COVID-19 impact on blood drives
Blood donations are plummeting from coast to coast and putting a wide range of patients at risk, according to a joint statement by the organizations that provide virtually all the civilian blood needs in the United States.
“Since the early stages of the COVID-19 pandemic, the blood community has experienced unprecedented fluctuations in both supply and the need for blood,” the American Association of Blood Banks, America’s Blood Centers and the American Red Cross said in statement.
“A variety of events — including wildfires in the western states, recent hurricanes and other storms — have led to additional disruptions to the collection of blood, compounding the impact of canceled blood drives at schools, businesses and community organizations due to remote work and closures.”
South Texas is experiencing the same critical shortages. The South Texas Blood & Tissue Center needs about 500 donations a day to keep up with requests from hospitals – but is averaging just 300 donations a day. Without a significant increase in blood donations, hospitals are at the point of making difficult choices on who they can treat with limited resources.
Much of the decline can be attributed to the cancellation of more than 1,000 community blood drives, and thousands of lost blood donations, this year because of the COVID-19 pandemic. Normally, 70% of donations in South Texas come from community drives.
As a result, the South Texas Blood & Tissue Center only is able to provide half the critically needed type O blood requested by hospitals.
Donors can call 210-731-5590, or visit SouthTexasBlood.org to make an appointment at one of the South Texas Blood & Tissue Center’s seven donor rooms or locate a blood drive.
Blood collections typically increase during the fall from high school and college drives, but fewer than half the usual school drives are scheduled through the end of the year.
In normal times, when donations decline, blood centers help each other with shortfalls. But centers today have no donations to share.
Blood donations are needed for a range of treatments, from cancer to trauma to childbirth, even during the pandemic. The impact of COVID-19 and the upcoming flu season could further compound challenges, the national statement said.
“Blood donors are needed now to help maintain the adequacy of the blood supply and to ensure that blood is available,” the statement said. “Blood donors are needed now
and will continue to be needed to ensure patients continue to have access to blood throughout the remainder of 2020.”
Community blood banks, including the South Texas Blood & Tissue Center, have put numerous protocols in place to keep donors safe, from mandatory masks to social distancing to appointment-only donations.
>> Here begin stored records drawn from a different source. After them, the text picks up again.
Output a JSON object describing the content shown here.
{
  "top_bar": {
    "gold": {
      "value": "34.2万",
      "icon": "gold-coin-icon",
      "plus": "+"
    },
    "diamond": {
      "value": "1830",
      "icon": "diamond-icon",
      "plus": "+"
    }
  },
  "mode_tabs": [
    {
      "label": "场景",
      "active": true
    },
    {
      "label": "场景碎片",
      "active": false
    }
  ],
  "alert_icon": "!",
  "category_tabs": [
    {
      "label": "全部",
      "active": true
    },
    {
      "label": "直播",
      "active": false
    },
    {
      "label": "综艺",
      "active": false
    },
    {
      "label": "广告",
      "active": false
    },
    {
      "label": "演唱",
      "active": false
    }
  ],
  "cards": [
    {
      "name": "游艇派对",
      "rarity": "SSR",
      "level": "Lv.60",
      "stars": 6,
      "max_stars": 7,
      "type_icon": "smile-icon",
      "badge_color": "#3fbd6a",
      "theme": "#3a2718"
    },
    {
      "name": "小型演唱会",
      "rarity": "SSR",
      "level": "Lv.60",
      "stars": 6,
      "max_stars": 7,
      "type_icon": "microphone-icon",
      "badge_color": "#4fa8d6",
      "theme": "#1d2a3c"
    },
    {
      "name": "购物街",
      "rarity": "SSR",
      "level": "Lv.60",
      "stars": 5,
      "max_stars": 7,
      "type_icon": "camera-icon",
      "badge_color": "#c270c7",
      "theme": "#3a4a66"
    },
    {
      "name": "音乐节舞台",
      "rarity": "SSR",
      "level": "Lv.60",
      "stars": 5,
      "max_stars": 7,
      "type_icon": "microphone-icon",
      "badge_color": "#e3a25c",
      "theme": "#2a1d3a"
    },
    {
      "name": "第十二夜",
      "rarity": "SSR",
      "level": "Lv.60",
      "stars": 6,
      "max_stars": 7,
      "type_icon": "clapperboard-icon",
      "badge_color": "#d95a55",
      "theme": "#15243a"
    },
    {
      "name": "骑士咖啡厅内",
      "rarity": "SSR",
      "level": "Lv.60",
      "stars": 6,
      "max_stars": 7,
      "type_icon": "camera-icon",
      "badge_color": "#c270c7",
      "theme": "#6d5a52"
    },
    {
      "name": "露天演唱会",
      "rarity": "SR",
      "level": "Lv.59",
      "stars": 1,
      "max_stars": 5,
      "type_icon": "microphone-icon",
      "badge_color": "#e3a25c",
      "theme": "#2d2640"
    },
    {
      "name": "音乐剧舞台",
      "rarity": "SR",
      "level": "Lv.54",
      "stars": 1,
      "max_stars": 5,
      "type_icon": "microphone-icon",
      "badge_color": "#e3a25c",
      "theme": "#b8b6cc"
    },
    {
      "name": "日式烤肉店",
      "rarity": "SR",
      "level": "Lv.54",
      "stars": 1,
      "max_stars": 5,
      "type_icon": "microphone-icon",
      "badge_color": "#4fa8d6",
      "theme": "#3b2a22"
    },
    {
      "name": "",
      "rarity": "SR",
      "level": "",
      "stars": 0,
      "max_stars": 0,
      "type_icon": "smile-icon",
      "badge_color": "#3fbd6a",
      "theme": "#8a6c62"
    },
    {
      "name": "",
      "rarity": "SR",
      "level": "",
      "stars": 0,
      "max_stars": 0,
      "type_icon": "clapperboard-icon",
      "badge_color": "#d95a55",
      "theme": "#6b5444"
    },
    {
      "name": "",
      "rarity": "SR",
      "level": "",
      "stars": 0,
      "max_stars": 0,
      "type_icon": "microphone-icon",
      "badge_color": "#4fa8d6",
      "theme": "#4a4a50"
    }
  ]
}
All donations are tested for COVID-19 antibodies.
To make an appointment at a donor room or blood drive, donors can call 210-731-5590 or visit SouthTexasBlood.org